Revue01

Levels of Democracy: Ukrainian Film Weekend

This weekend (18th-20th March) the AV Festival is focussing on radical Ukrainian documentary. Within that context they are creating a profile of Sergei Loznitsa by screening three of his films – his latest, The Event (2015), as well as Maidan (2014) and Revue (2008). I was supposed to be seeing The Event and two classics from the silent era – Earth (Alexander Dovzhenko, 1930) and Enthusiasm (Symphony of the Donbas) (Dziga Vertov, 1930) – but that is not how my weekend has turned out, so there will only be my review of Revue (available on DVD in a set with his films Blockade and Landscape, which is how I saw it) for this section of the festival. If you’re interested in Loznitsa, Maidan is also available on DVD and the majority of his other documentaries are available as VOD on the Doc Alliance site (note: I wasn’t overly fussed by Revue but I like some of his other films considerably more).
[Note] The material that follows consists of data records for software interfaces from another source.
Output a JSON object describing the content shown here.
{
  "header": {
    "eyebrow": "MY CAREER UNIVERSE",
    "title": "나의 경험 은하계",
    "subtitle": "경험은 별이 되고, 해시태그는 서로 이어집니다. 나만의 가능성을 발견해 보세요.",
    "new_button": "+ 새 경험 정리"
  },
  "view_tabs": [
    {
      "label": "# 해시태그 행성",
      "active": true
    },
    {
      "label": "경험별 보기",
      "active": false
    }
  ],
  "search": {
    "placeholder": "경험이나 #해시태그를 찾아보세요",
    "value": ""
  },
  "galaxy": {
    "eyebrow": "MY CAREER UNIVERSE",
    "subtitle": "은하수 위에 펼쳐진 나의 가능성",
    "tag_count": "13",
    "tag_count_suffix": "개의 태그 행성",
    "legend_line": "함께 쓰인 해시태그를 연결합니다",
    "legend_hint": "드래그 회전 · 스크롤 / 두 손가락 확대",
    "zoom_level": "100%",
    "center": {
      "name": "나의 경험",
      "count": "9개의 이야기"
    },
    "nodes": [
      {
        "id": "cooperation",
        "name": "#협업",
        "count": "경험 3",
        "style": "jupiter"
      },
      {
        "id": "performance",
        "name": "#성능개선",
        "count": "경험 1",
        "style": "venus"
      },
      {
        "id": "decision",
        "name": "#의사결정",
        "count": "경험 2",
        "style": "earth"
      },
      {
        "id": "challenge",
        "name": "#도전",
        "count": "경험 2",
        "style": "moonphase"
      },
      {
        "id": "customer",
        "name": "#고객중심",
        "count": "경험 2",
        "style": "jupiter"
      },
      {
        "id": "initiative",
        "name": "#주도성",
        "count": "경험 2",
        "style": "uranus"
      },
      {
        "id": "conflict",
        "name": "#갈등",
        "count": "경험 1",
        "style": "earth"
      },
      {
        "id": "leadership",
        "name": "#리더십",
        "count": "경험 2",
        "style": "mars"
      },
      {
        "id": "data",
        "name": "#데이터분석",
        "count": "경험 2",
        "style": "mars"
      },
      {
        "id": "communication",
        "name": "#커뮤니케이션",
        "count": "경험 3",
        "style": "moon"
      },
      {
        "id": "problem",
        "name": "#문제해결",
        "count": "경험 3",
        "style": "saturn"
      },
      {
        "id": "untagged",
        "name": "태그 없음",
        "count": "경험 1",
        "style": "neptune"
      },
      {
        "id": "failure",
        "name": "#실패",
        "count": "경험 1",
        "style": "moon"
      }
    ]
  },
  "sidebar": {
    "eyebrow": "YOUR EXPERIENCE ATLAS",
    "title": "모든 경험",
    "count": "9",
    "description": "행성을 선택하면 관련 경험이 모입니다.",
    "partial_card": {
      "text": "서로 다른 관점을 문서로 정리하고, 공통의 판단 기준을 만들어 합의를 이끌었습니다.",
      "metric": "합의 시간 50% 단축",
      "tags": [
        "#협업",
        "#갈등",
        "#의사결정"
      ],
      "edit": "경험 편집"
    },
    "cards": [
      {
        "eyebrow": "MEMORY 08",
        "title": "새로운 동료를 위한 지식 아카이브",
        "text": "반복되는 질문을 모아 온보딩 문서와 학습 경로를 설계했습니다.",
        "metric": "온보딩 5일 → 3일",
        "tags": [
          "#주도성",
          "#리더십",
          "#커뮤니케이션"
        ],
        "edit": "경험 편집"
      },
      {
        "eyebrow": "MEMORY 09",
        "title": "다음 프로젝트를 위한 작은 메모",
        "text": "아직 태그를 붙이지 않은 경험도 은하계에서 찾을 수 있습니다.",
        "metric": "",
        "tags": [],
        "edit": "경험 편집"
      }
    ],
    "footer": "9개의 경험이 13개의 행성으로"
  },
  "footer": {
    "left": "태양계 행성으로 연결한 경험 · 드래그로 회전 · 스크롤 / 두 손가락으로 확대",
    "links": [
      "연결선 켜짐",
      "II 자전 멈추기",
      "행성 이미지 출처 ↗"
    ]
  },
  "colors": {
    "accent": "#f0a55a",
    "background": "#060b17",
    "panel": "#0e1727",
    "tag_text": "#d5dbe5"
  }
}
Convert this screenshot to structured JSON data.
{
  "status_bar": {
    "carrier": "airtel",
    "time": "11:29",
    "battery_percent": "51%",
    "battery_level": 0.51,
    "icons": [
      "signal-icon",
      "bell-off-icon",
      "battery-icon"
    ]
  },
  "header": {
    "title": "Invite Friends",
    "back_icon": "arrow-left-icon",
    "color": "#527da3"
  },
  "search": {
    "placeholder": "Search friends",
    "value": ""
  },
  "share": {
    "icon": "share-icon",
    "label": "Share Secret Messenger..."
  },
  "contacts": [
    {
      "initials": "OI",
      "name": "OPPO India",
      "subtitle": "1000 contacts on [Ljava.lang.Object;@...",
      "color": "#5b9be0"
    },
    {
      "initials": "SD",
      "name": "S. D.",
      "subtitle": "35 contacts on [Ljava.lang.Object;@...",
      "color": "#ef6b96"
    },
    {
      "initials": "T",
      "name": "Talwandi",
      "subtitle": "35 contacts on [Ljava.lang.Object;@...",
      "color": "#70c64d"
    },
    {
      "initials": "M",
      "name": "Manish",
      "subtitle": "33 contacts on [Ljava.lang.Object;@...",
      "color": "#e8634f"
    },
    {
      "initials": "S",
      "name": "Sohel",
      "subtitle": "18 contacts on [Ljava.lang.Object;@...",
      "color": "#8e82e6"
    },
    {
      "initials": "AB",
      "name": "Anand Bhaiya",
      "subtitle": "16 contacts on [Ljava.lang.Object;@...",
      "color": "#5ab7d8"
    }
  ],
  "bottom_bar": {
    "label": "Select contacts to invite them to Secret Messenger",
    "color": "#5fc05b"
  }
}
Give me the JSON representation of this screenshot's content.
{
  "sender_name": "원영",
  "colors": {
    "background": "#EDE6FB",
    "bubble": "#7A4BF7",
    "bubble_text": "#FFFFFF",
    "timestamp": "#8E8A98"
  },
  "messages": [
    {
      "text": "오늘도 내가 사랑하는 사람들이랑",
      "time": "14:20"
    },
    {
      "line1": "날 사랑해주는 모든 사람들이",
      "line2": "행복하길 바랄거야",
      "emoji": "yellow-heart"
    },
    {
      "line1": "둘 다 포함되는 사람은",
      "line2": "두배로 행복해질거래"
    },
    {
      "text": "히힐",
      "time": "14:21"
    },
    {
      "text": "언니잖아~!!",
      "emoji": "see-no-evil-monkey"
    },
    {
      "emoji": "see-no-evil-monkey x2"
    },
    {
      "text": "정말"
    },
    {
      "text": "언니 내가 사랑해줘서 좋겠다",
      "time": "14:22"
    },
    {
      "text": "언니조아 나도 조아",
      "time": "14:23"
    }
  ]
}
  • Revue (Sergei Loznitsa, 2008)

 

Refuge England01

March to Aldermaston: Free Cinema

As part of the ‘Resistance: British Documentary Film’ strand, the festival is screening a showcase of shorts from the Free Cinema movement – March to Aldermaston (Lindsay Anderson, 1959), Refuge England (Robert Vas, 1959), and We Are the Lambeth Boys (Karel Reisz, 1959). The latter two are available to watch for free on the BFI Player – here and here respectively.

That’s it from me in terms of AV Festival reviews. My report on the British documentary section will appear after Easter.

Preview: AV Festival 2016

AV Festival_theme

“Meanwhile, what about Socialism? It hardly needs pointing out that at this moment we are in a very serious mess, so serious that even the dullest-witted people find it difficult to remain unaware of it. We are living in a world in which nobody is free, in which hardly anybody is secure, in which it is impossible to be honest and remain alive.” – George Orwell, The Road to Wigan Pier (1937)

I’ve written a preview of the forthcoming AV Festival 2016 over at Eye for Film. The festival takes George Orwell’s The Road to Wigan Pier (1937) as its thematic inspiration, asking “Meanwhile, what about Socialism?”. As I explain within the preview, AV Festival 2016 is billed as ‘Part 1’ in relation to Orwell’s book (which is divided into two parts) with ‘Part 2’ intended to arrive in two year’s time in the form of the festival’s 2018 edition (it’s a biennial festival). I read the book last month and was startled by how much of what Orwell observed and criticised in the late-1930s is still with us in 2016 – it is well worth reading. I’m looking forward to discovering how the festival has interpreted it, not least because I’ve hardly seen anything that they’ve programmed.

Eye for Film have also made a page with the full film listings of the festival – you can see that there is a lot of variety arranged around three themed weekends. I’ll be seeing a bit of everything, including several of the films at the last of those weekends – Levels of Democracy: Ukraine Film Weekend – but my main focus will be the British documentary strand, which is woven throughout the programme over the course of the whole month. I’m also hoping to get to some of the exhibitions and installations that will be at various locations around the city. You can find the full details on the festival’s website – here.

Due to the timescale over which the festival is spread, I will manage to review / write about more individual films than I normally get the chance to at a single festival. I’ll be writing reviews for Eye for Film and a report on the British documentaries for desistfilm. My reviews are already starting to appear, so I will make a separate post tomorrow for the various links.